Business Honors students at Mays Business School learned about personal branding and building relationships from the top leader on campus, Texas A&M University President R. Bowen Loftin. He will step down in January to a faculty position after serving as president since February 2010 and interim president since June 2009.
Here are some of the students’ takeaways:
My largest takeaway from President Loftin’s presentation was his emphasis on working hard to build relationships. He said that this first begins with making a strong impression and being memorable, which is what his bow tie does.Â The relationship then strengthens and grows by making connections.Â Dr. Loftin places a huge amount of value on his ability to make an impression and make connections, and he believes that this ability has led to his success in all aspects of his career.
-DJ Tharp ’16, Business Honors Major
When I attended Dr. Loftin’s lecture, I learned several important things. First of all, Dr. Loftin truly created his own personal brand with his signature bowtie. When he meets people for the first time, the connection they draw with his bowtie and his first name “Bowen” subconsciously forms and creates recognition. I enjoyed the lecture very much, and it allowed me to appreciate what a great speaker Dr. Loftin is.
-Samir Syed ’17, Business Honors Major
President Loftin does not fit the stereotypical mold of an administrator, or even a professor. Dr. Loftin genuinely cares about each individual. While he was speaking, I forgot that he was the president of one of the largest universities in the nation because I felt like he cared about me as a person and not just as a student.
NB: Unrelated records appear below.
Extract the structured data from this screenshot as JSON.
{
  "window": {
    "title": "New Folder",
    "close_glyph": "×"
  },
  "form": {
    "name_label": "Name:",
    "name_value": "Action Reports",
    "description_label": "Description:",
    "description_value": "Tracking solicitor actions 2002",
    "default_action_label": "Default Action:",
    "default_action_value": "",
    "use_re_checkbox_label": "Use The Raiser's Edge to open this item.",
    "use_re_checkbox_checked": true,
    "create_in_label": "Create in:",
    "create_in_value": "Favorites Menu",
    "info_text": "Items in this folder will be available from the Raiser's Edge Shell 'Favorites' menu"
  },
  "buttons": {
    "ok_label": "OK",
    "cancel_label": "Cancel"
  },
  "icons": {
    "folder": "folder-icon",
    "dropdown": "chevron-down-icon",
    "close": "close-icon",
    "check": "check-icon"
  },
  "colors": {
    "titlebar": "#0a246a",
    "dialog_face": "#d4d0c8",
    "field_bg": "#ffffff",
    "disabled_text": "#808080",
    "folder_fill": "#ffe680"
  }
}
-Sarah Burns ’16, Business Honors Major
I learned from President Loftin that I need to find something about myself that will be memorable and unique to other people.Â I need to discover my “personal brand,” similar to President Loftin’s bow ties.Â First impressions are obviously very important to building relationships, so we should want to create a good one for ourselves. President Loftin also inspired me to try to relate to as many people as I can, no matter how different they are from me.
-Allison Sanders ’17, Business Honors Major
Listening to President Loftin was a very enlightening. He taught us that finding something that distinguishes yourself in the professional world is a key strategy to your success. He always stressed working your hardest to find a personal connection with people.
-Haley Hoekstra ’14, Finance Major
My main takeaway from hearing Dr. Loftin speak about what his bow tie means to him was that I can find my own “thing” to do — and it doesn’t have to be clothing related. I love talking to people, and he made it clear that conversing is an important skill anywhere you go in the business world — or anywhere for that matter. If I am always polite when talking to people and can successfully converse with strangers, that can be my own personal branding “thing.” Dr. Loftin assured me that I have what it takes to succeed in the world — a smile, and Aggie ring (when I get mine!), and the ability to converse.
-Caitlin Falke ’17, Business Honors Major
I recently attended the presentation “What my Bowtie Means” by Dr. Bowen Loftin and was introduced to the concept of personal branding. I had never thought of myself as a brand, but this talk gave me a perspective as to why it is important to sell yourself. Loftin discussed how his bowtie made him memorable and created a connection to his name, and that is something I want to emulate. One of the most valuable pieces of advice he gave was to always listen and try to connect with people you meet for the first time — there is something that you have been through that is meaningful to the other person, regardless of position.
-Luke Williamson ’15, Business Honors Major
Hearing Dr. Loftin speak has been on my college bucket list for some time now. I am amazed not just by how well he’s been able to brand himself with his bow tie, but also by how well he is able to connect with people. It also astonished me just how much time he puts into his job. He really lives and breathes Texas A&M and is a true leader.
-Chris Clayton ’14, Business Honors and Accounting Major
I never thought about personal branding much, but Dr. Loftin’s speech was very eye opening in his explanation of its importance.Â It helps people remember you, which is a key advantage in the bustling business world. When your job is to interact with others on a daily basis, branding is a useful tool to make yourself stand out.
-Audrey Haynes ’17, Business Honors Major
About Mays Business School
Texas A&M University’s Mays Business School educates more than 5,000 undergraduate, master’s and doctoral students in accounting, finance, management, management information systems, marketing and supply chain management. Mays consistently ranks among the top public business schools in the country for its undergraduate and MBA programs, and for faculty research. The mission of Mays Business School is creating knowledge and developing ethical leaders for a global society.